• [WHAT IS NEEDED]
List all lines of the data that include the string "Reviewed".

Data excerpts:

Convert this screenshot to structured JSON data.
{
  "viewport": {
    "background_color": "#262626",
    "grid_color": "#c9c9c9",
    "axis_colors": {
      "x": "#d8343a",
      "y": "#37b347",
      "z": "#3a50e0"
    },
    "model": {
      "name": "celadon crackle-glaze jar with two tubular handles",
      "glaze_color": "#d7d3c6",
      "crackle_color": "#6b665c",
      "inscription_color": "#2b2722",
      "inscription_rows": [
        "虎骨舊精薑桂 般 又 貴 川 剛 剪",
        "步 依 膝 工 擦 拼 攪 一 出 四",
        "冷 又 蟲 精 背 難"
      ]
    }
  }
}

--

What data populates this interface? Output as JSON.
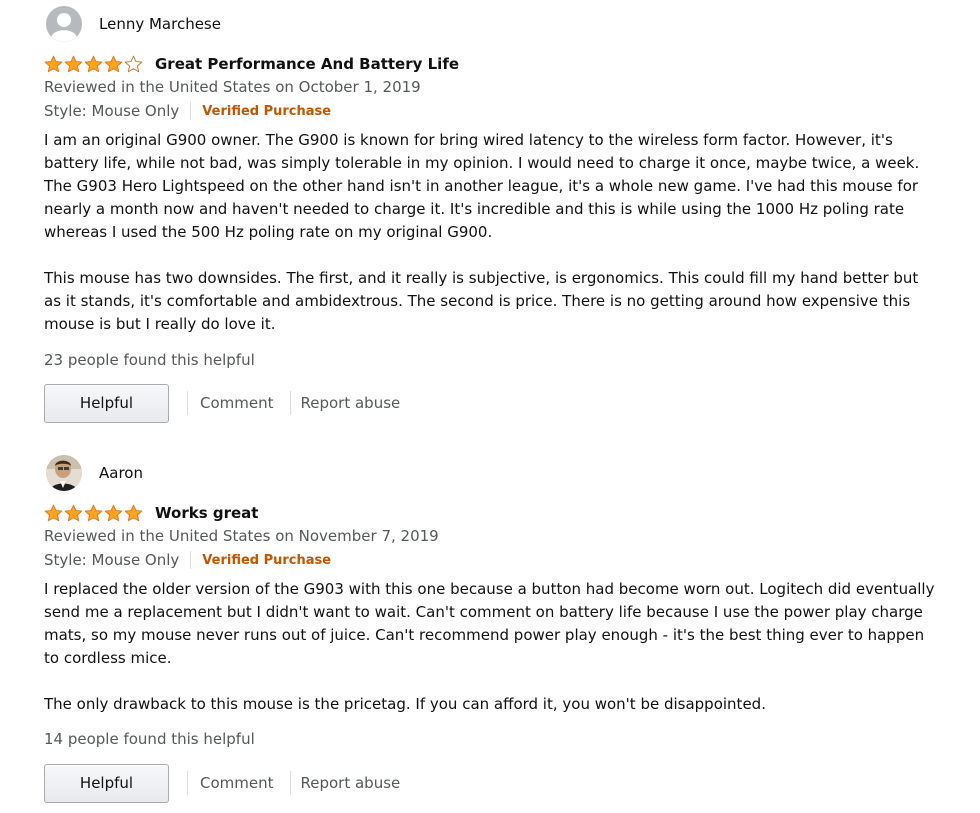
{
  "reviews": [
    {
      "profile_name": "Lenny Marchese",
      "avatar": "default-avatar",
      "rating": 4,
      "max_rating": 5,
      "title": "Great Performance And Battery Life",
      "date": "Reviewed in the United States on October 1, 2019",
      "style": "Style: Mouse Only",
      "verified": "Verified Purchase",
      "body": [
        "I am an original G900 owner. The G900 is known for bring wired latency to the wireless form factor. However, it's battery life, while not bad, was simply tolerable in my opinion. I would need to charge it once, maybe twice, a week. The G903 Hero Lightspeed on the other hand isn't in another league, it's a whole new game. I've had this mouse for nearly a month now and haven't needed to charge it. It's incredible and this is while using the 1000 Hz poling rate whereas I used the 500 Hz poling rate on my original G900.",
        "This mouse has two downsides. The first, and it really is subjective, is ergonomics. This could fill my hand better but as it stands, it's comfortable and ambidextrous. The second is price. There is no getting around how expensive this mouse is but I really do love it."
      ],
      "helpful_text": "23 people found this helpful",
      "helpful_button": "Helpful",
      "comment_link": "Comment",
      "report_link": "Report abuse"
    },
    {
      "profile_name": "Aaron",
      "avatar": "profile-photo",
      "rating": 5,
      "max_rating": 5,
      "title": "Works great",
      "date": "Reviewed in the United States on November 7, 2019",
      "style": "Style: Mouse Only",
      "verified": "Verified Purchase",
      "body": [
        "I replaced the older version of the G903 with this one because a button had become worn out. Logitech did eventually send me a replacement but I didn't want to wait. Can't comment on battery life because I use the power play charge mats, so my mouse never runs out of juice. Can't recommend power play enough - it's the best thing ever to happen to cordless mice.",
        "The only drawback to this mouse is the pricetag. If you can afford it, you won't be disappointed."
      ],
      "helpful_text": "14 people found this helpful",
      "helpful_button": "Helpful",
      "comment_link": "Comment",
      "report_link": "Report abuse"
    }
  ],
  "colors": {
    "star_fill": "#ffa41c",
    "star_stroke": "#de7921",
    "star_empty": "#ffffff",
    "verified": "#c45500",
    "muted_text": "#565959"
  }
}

• [RESULT FOR THIS EXERCISE]
      "date": "Reviewed in the United States on October 1, 2019",
      "date": "Reviewed in the United States on November 7, 2019",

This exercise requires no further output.